But nobody so much as noticed this central theme [madness and breakdown], because the book was instantly belittled, by friendly reviewers as well as by hostile ones, as being about the sex war, or was claimed by women as a useful weapon in the sex war.
I don’t see this. If there was a sex war in London in the late 1950s, Anna Wulf and her friends were mostly losing it. Perhaps if I had read The Golden Notebook when it was first published I would have experienced it differently. After all, my own consciousness was different then. Now, I see the very title of the novella, Free Women, as ironic. They are not free, but constantly seeking sex or love — I’m not sure which and neither are they — and seeing themselves through the eyes of men.
I think what struck the reviewers in 1962 was that Lessing recognized the conflict (war?) inherent in the social relations between men and women. She picks up very acutely on tensions and how they are negotiated:
She spoke with confidence; but now that the men did not reply–and she felt their tolerance of her, she grew uneasy and appealed: ‘I’m not saying it right, but you see what I mean…’ Because she had appealed, the men were restored, and Willi said benevolently: ‘Of course you say it right. Anyone as beautiful as you can’t say it wrong.
There, there, little girl. You did your best! Anna continues to be perplexed how to handle her relationship with men:

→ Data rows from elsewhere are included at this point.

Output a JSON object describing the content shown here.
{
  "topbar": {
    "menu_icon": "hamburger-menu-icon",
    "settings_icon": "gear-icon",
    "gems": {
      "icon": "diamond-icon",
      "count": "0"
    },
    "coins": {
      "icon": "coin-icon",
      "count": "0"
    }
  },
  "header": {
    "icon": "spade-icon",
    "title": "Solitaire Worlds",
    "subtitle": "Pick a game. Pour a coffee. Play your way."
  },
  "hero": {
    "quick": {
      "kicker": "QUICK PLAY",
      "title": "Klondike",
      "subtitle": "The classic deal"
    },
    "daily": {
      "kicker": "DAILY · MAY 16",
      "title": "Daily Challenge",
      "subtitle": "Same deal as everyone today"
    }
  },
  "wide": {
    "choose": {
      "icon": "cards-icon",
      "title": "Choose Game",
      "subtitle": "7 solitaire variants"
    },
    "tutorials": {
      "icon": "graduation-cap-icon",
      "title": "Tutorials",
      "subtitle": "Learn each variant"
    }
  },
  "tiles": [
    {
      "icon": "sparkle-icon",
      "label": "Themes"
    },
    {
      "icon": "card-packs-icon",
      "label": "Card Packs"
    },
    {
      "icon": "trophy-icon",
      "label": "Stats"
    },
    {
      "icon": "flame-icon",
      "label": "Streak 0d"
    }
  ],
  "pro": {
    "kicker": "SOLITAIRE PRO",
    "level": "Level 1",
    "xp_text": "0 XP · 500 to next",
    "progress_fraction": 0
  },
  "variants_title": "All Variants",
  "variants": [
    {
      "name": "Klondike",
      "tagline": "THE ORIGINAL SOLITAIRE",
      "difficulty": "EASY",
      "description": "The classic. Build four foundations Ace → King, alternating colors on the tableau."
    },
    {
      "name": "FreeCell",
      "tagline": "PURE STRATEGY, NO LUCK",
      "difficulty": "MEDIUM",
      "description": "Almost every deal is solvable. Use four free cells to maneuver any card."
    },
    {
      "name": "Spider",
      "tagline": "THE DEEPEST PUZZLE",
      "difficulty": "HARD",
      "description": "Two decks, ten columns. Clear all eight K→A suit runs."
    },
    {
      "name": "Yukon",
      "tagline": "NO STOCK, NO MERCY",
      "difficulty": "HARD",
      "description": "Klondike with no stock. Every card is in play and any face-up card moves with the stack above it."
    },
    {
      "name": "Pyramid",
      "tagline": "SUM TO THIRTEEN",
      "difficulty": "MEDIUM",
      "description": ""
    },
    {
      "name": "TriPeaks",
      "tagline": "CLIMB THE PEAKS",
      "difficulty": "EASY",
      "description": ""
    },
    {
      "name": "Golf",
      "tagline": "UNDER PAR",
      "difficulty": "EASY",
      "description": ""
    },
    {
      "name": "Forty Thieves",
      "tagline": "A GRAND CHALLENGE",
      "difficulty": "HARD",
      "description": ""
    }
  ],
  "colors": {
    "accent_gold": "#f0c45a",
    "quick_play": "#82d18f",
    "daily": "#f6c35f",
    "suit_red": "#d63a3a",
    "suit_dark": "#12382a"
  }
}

What is terrible is that when every one of the phases of my life is finished, I am left with no more than some banal commonplace that everyone knows: in this case, that women’s emotions are all still fitted for a kind of society that no longer exists. My deep emotions, my real ones, are to do with my relationship with a man. One man…. I am always coming to the conclusion that my real emotions are foolish, I am always having, as it were, to cancel myself out.
The theme of the reality of emotions is certainly as important in The Golden Notebook as that of madness and breakdown. Again and again, Anna tries to define herself as a “real woman” and to appraise each lover as a “real man.” It gets tiresome.
In the final sections of the book, as Anna and her American lover descend together into madness, Lessing seems to be seeking a unity that lies outside of the gender conflicts. Anna feels she can be one with Saul and think his thoughts. At the same time, she debases herself, seeking his approval and trying to earn his occasional warmth. It is not entirely believable.
So is a “free woman” necessarily so conflicted, condemning her own emotions and edging toward madness? Not in my experience, thank God, but it is Anna Wulf’s experience as she struggles to become free.